*Action item*
Using the records below, please work out how many lines contain "メドレー"; answer with the number alone.

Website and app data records

************

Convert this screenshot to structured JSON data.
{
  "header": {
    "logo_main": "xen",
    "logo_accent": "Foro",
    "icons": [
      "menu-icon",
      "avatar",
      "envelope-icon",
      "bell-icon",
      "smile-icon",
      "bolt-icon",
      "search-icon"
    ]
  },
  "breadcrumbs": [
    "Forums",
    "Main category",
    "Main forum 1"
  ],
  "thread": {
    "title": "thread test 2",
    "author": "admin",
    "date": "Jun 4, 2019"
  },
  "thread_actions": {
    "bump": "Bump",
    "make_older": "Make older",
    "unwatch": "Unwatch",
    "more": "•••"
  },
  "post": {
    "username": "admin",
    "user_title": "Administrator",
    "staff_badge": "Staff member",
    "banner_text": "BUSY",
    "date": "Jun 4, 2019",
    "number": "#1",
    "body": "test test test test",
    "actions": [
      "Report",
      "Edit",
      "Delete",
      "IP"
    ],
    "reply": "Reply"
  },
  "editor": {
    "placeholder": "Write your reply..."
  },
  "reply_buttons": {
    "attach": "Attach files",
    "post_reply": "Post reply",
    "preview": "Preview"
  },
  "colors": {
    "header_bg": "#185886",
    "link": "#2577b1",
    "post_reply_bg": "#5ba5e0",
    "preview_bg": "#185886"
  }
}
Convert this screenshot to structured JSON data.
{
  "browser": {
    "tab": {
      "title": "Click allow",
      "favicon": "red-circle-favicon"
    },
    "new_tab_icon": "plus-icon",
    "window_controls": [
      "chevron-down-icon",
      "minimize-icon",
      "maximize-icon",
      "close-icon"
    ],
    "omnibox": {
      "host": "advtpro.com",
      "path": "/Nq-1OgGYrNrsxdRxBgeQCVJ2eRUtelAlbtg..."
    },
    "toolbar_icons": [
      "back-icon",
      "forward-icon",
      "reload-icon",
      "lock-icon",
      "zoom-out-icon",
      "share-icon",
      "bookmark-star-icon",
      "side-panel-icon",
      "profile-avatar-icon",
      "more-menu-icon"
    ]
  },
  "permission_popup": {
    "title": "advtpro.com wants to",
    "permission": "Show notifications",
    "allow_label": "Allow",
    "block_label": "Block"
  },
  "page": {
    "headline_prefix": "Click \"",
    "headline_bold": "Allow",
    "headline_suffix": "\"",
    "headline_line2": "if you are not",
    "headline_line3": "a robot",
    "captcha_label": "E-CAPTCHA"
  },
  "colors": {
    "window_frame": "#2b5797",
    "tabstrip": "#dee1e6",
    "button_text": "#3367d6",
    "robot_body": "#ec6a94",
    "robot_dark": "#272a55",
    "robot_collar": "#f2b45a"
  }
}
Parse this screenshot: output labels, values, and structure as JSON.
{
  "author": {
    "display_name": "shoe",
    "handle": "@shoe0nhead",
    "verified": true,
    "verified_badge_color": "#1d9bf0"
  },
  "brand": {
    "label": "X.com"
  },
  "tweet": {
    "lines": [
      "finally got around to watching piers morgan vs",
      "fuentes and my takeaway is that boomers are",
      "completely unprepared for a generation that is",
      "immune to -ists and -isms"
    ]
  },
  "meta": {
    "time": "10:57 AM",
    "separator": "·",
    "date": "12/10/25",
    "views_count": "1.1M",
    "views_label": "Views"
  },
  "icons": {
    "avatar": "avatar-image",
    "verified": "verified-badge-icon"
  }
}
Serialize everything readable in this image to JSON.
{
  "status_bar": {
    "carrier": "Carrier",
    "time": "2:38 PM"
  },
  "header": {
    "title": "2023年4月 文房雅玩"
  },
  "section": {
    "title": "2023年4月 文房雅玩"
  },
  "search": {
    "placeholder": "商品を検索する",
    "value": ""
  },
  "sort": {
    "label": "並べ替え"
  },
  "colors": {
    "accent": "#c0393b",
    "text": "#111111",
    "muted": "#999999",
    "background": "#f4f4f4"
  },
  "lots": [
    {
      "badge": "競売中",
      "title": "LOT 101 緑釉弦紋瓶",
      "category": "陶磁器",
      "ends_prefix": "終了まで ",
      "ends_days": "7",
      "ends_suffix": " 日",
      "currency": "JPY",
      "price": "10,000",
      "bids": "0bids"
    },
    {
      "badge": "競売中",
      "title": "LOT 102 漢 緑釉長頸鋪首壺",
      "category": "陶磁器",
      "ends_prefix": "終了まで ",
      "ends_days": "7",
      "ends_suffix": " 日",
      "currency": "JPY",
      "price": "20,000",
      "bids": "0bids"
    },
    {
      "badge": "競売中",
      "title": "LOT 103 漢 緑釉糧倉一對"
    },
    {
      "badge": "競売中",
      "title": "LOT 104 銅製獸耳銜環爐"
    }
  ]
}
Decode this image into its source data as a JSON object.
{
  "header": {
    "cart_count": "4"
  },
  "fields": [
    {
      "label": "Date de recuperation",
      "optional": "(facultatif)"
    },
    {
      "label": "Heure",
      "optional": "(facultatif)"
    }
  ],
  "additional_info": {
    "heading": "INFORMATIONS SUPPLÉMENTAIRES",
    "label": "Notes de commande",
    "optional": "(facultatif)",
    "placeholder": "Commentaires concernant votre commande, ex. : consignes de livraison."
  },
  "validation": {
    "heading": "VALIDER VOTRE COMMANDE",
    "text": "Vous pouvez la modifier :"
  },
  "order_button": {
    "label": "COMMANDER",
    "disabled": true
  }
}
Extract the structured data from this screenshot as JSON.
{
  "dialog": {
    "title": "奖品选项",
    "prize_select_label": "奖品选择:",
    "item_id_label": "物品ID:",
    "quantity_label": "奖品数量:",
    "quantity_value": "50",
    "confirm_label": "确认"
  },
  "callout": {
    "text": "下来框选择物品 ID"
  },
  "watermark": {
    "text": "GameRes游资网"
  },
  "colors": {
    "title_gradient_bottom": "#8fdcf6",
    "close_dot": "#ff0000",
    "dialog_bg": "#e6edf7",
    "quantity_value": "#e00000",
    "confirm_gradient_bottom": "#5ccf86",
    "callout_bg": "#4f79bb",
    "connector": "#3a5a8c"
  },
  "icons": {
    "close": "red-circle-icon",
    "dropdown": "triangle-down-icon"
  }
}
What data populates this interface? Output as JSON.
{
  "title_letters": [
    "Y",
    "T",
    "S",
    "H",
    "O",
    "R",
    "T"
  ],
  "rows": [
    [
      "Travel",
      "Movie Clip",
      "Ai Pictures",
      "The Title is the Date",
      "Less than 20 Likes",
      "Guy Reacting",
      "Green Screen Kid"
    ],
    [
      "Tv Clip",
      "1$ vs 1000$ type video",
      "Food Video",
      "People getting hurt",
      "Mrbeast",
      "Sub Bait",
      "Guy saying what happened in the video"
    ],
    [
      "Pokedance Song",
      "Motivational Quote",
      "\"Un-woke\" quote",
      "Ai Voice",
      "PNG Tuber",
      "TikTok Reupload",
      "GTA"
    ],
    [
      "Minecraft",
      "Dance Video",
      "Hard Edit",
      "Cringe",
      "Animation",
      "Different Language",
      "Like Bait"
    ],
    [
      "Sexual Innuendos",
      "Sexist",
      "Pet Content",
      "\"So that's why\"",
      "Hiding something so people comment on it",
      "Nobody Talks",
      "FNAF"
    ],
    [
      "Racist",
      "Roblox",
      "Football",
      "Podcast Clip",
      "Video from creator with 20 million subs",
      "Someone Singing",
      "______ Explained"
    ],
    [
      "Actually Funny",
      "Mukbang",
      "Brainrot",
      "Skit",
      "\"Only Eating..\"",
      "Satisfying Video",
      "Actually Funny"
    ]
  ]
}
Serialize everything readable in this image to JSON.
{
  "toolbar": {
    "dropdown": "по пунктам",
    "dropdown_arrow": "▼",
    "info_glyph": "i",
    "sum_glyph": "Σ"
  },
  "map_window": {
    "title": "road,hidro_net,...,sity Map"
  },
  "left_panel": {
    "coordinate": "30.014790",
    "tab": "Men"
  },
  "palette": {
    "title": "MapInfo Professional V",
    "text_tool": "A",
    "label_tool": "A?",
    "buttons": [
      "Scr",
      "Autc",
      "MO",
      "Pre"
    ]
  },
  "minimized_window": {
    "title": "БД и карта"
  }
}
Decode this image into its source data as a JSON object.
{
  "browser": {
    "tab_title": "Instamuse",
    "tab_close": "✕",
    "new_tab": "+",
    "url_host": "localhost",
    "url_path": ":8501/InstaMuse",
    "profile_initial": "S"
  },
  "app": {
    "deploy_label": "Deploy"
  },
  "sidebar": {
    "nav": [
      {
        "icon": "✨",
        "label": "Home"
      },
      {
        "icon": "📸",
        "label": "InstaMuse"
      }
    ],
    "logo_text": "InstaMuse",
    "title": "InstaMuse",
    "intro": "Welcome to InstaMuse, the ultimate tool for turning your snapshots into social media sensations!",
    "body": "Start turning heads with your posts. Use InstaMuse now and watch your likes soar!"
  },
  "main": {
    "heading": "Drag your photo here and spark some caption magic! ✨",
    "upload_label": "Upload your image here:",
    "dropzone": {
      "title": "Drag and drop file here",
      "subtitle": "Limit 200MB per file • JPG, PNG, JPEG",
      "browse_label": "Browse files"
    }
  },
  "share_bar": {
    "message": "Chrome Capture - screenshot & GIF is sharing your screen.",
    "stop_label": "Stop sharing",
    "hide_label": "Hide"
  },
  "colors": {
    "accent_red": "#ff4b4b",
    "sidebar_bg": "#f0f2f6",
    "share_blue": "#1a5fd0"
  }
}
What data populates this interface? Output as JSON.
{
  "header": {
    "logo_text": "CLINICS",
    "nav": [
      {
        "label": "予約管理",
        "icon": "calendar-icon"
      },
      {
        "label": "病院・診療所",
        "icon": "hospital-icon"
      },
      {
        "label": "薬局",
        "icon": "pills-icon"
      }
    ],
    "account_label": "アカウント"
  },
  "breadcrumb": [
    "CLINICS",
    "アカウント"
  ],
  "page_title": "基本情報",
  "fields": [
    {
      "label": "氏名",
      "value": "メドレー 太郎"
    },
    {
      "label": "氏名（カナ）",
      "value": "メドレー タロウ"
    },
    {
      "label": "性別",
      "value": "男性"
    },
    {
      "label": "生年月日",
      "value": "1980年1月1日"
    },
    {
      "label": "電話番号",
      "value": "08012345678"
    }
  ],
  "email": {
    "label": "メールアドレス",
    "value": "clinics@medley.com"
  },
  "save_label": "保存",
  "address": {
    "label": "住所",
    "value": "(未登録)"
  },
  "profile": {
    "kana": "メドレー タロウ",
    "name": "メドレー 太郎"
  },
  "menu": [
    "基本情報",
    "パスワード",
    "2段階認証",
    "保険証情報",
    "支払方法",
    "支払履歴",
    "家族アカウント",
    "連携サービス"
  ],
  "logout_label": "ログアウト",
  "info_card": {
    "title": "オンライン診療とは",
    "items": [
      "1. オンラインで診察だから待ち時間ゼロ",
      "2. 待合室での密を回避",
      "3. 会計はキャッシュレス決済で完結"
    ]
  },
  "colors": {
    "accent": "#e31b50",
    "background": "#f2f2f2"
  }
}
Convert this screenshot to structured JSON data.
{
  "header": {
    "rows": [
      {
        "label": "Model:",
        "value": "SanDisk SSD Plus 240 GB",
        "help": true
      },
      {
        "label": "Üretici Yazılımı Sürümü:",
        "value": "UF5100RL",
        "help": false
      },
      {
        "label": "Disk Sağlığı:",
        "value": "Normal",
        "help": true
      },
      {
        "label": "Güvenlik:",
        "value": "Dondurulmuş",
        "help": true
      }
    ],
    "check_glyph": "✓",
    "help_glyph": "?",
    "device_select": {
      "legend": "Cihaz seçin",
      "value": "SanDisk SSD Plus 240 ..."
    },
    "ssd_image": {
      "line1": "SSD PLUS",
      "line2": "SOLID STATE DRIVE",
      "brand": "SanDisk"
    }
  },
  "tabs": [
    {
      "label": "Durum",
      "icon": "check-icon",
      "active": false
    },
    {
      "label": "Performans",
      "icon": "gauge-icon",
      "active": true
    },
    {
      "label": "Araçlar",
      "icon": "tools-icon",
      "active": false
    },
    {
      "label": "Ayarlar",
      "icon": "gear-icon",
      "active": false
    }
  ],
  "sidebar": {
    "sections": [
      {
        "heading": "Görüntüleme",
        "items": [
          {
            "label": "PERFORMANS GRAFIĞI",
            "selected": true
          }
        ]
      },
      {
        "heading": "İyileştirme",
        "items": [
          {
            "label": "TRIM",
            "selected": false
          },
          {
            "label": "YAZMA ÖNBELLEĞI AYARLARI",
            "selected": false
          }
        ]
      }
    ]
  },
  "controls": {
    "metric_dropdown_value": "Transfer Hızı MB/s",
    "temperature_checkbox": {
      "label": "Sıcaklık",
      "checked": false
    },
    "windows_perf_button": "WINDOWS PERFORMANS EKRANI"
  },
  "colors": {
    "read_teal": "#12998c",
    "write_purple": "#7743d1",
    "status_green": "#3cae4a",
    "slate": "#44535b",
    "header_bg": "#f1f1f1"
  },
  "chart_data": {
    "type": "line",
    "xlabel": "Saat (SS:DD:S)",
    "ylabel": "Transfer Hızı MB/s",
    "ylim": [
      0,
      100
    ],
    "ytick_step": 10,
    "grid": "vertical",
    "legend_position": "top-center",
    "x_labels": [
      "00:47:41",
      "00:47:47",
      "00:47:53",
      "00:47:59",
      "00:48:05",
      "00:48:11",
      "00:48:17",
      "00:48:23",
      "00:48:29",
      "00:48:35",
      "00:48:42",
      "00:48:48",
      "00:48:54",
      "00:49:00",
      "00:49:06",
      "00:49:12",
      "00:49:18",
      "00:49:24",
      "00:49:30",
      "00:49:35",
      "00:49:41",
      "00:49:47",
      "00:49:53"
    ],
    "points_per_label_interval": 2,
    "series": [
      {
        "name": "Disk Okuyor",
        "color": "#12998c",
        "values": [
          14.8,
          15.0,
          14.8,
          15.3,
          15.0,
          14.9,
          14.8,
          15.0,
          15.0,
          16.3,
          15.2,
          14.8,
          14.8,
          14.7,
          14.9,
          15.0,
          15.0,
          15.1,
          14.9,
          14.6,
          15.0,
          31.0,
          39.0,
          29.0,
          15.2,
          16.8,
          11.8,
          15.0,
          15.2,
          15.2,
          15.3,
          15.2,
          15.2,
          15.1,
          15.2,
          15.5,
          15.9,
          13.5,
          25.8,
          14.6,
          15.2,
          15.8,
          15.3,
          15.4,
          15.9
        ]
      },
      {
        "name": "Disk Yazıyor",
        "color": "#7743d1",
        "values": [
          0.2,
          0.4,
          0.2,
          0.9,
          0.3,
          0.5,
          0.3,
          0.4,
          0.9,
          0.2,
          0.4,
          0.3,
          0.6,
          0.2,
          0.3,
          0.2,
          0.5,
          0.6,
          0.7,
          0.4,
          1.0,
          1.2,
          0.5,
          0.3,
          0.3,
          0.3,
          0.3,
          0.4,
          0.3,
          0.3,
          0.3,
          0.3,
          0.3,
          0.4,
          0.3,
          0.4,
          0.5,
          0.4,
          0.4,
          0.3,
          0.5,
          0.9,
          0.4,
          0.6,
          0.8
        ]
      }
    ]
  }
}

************

*The answer*
4